Thursday, September 14, 2006

Clarifying the Q survey

I must clarify that what the question is I wish to ask teachers introducing the Q hypothesis: What are you telling students the Q hypothesis is? because I suspect that not many teachers are persuaded in a single written Q source even if they hold to a two-source (Mk-Q) hypothesis. And I wonder are teachers are still telling students that the Q hypothesis is a hypothetical document even though they themselves may assume a modified 2SH with written and oral fragments comprising "Q". I recall my lecturers being quite confident of Markan priority but rather hesitant in what exactly Q was. I want to know if that was (ab)normal to teach "Q" is a "label" or umbrella term covering shared sources rather than a single document? Hence my quotes taken from Guthrie and from Barrett (and my allusion to Petrie's 1959 Novum Testamentum article). For example, how much of the double-tradition is considered oral traditions? Do oral traditions feature at all in what students are being taught about the double-tradition?

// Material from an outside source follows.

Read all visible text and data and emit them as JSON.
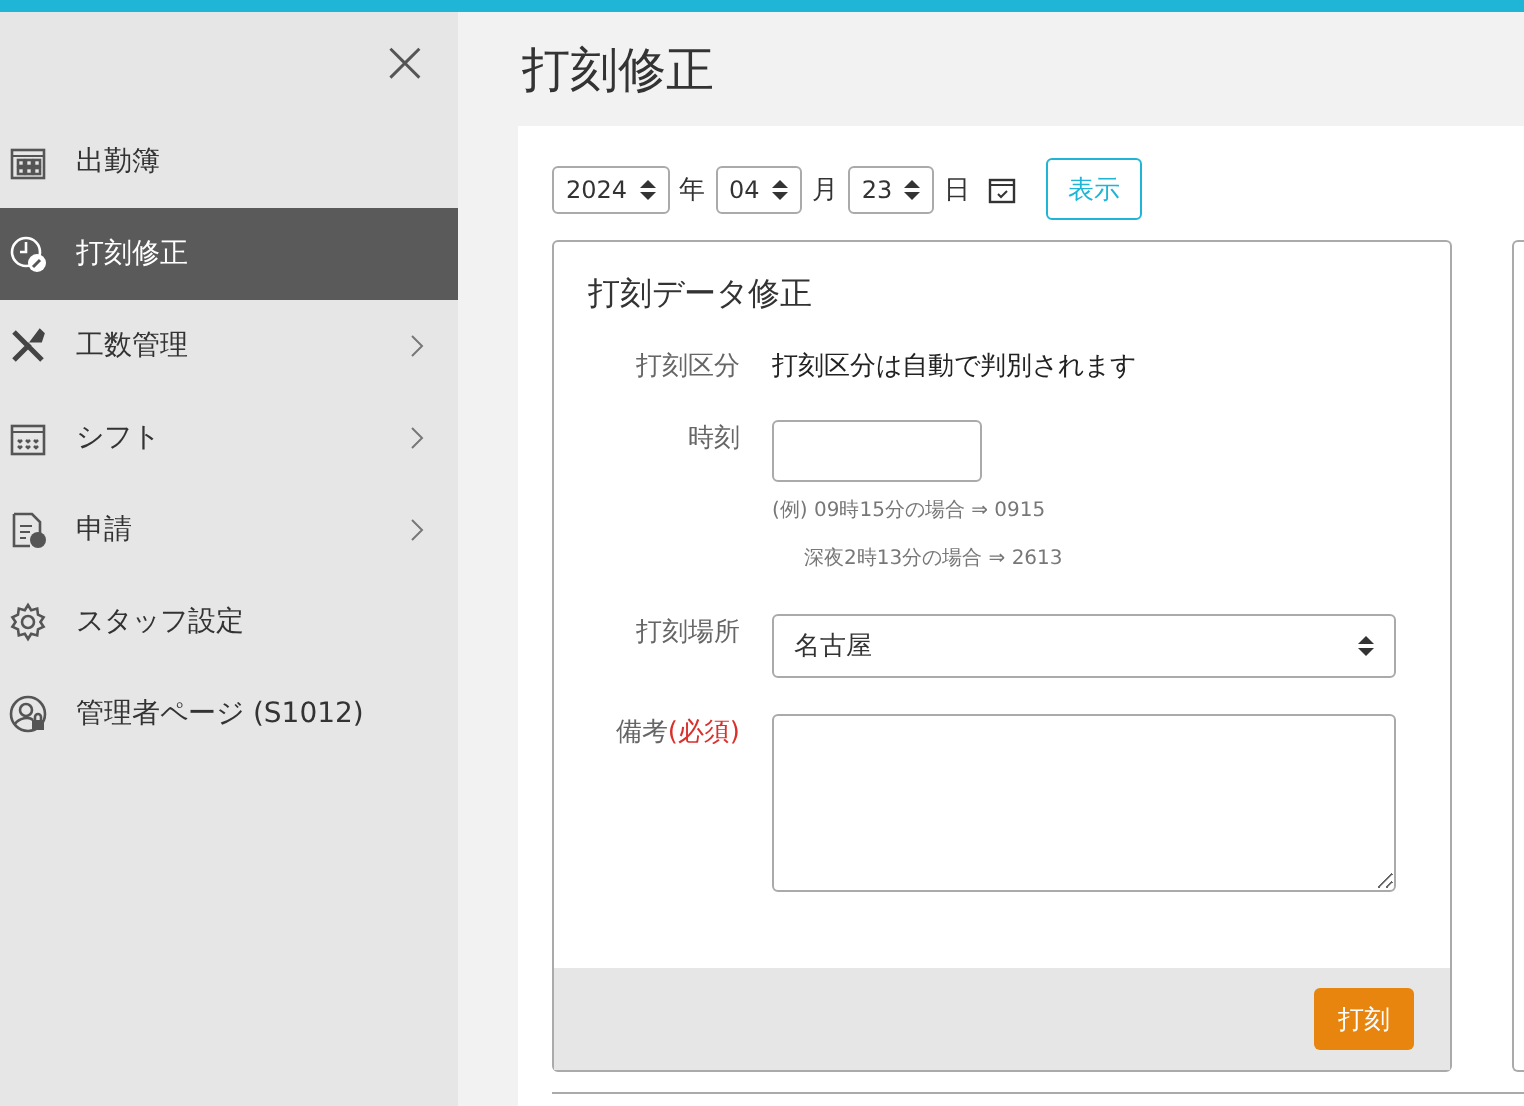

I have a suspicion that the survival of the notion of a Q document hypothesis is not unrelated to:

(1) What teachers teach about what is the consensus Q hypothesis,
(2) What teachers actually believe about the double-tradition,
(3) How teachers teach the Q hypothesis,
(4) What graduate students eventually take with them.

Are most students being taught that the standard Q hypothesis posits a single document?

1 comment:

Anonymous said...

I don't think a single document Q source is very plausible just based on what we know from the times. Textual criticism finds the use and importation of already existing creeds in the NT. Are these written or oral? I would think both - perhaps this is the first writing of them? Are they written/oral in multiple communities? I would think so based on the travels of disciples previously to the areas to establish converts.